A FEW years ago my better half and I found ourselves for some reason on holiday in Mogan, a Toytown-type resort in Gran Canaria, when we got chatting to a tourist information officer. A German by the name of Cisco, she was a mine of useful advice, including how to obtain a free whale and dolphin-watching trip worth £60.
All we had to do was agree to a short tour of a vacation complex a few miles away – a taxi would take us there. Cisco admitted that if she fixed up the visit she would receive a payout of £40 from the hotel so to help her finances we agreed.
The following day our taxi took us through some sort of checkpoint and we were greeted by a blonde woman dressed as a milkmaid, a person in a cow costume (we never discovered the point of this) and a smartly-attired Scottish totty aged about 40.
She explained that the place was a member of a worldwide holiday-broking scheme. ‘Oh,’ we chorused, ‘you mean timeshare. We know all about that and we are not remotely interested.’
‘No, no, no, no, no!’ she protested. ‘This is nothing like timeshare. Welcome to vacation ownership. All the problems you might have heard about are a thing of the past.’
She was, of course, telling porkies. As she took us around the property, modern but already tatty around the edges, it became obvious that serious attempts would be made to part us from our hard-earned dosh in the long term. We were offered coffees, alcohol, lunch, a go in the gym (ho ho!) and other freebies. All were declined. We made it abundantly clear from the outset that we had no interest in investing but this lassie was made of stern stuff. She introduced us to every facility in the place, where we were hailed like old friends by the smiling staff.
We were shown an apartment which could be ours for a week or two every year at a ‘surprisingly reasonable price’. Two beds, one bath, a sitting room and a balcony two-thirds of which was in the shade. ‘Oh, you can move the furniture around to follow the sun.’ ‘How much does it cost?’ ‘We’ll talk about that later.’
There were outdoor play areas populated by glum children following barked orders from instructors. The ambience, we agreed when her back was turned, was pure prison camp.
In a small lecture hall we were addressed by Miss Dundee and a male colleague extolling the virtues of Stalag Gran Can and its various franchised fast-food outlets.
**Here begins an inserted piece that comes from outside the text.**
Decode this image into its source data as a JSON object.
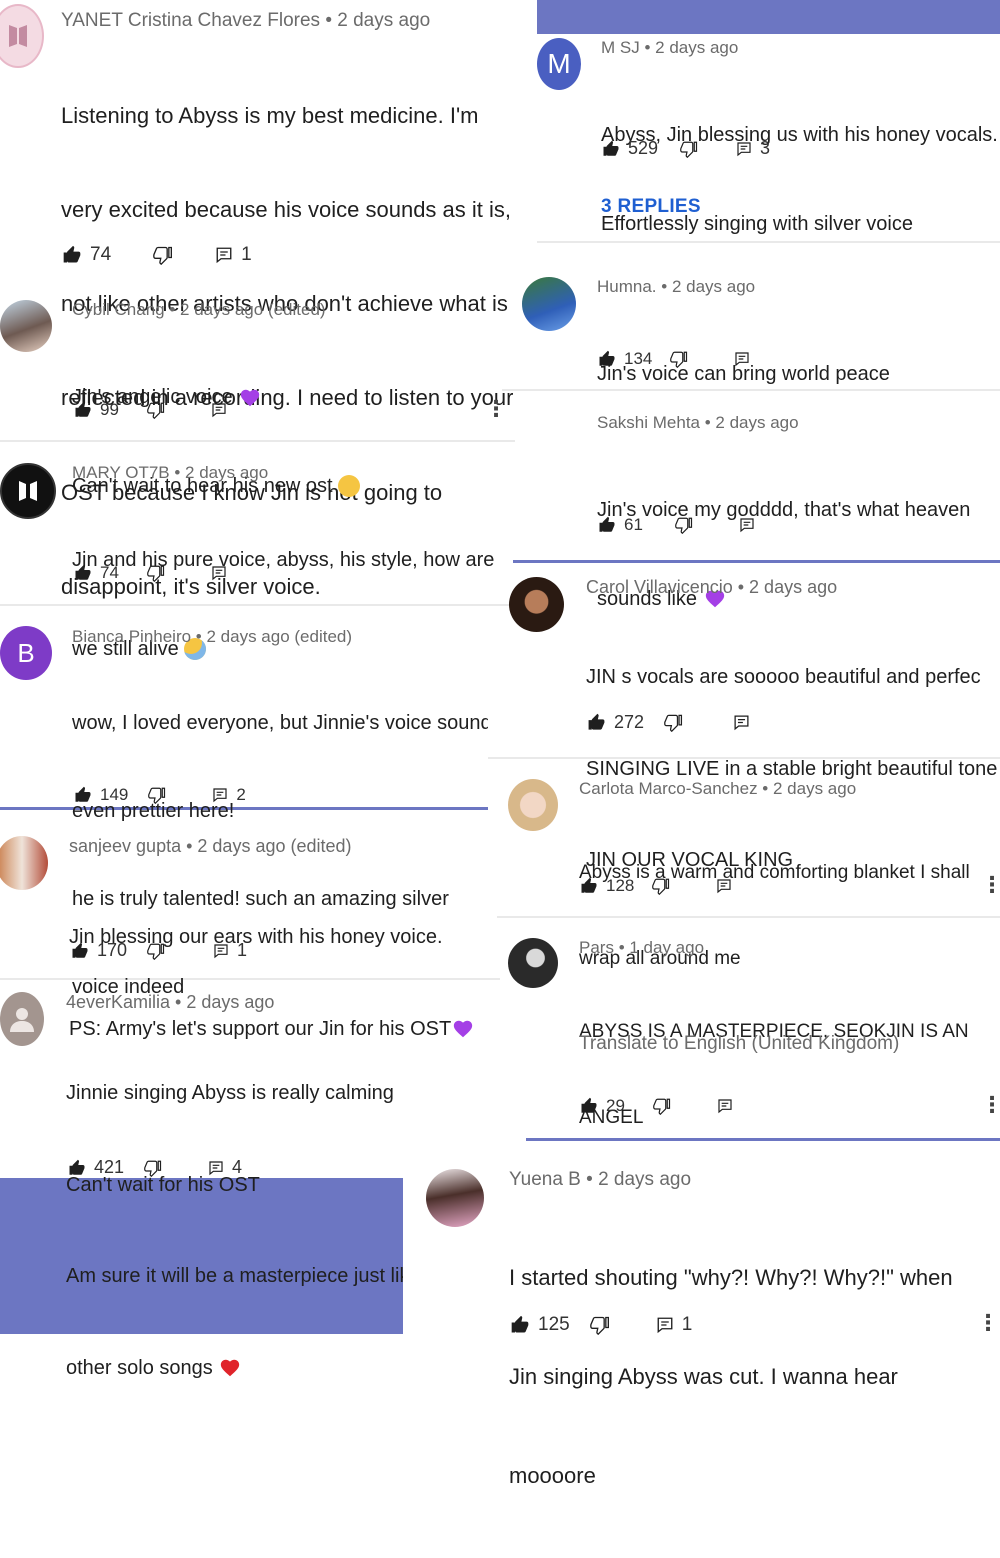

We pointed out fairly brutally that we didn’t like it. ‘Oh, but you can exchange your weeks here for anywhere else in the world.’ ‘Yes, but we can go anywhere else in the world without having to pay you.’
Eventually the two of us were shut in a small office while the pair ‘attended to some administrative matters’. We were sure it was wired for sound, so we loudly complained to each other that we wanted to go home. Within seconds the bloke burst in, ingratiating air disappeared, and got down to brass tacks.
‘Look,’ he said, ‘I can let you have two weeks here for a hundred quid while you make your mind up.’ ‘No thanks.’ ‘OK, I can do you a special price – a week here for the rest of your lives for £21,000.’ ‘Is that it, or is there a service charge?’ ‘Yes, there is – a very reasonable £850 a week.’
By the time we escaped, we had been lovebombed and browbeaten Moonie-style for six hours. We felt slightly guilty about refusing to buy after so much time and energy had been expended on our behalf but it was a relief to be back in the real world. We later told Cisco about our ordeal and she said her £40 referral fee was double the normal rate because we were British and seen as more likely to feel obligated.
The boat trip was great and we saw pilot whales and dolphins but agreed we would rather have paid the money and missed the timeshare sharks.
When we got home, we found several weeks at the Gran Canaria resort available on eBay. The cheapest was £400. A bit of a discount on 21 grand.
Old jokes’ home
This is my stepladder. I never knew my real ladder.
Sheriff moseys into a saloon and says: ‘Anyone here know where I can find Brown Paper Pete?’ ‘No’, says the bartender. ‘What’s his description?’ ‘Well, he wears a brown paper hat, brown paper shirt, brown paper coat and brown paper trousers.’ ‘And what’s he wanted for?’ ‘Rustling.’
Son: ‘Dad, there’s a man at the door with a bald head.’ Father: ‘Tell him I’ve already got one.’
A PS from PG
An apple a day, if well aimed, keeps the doctor away.
PG Wodehouse: Carry on, Jeeves.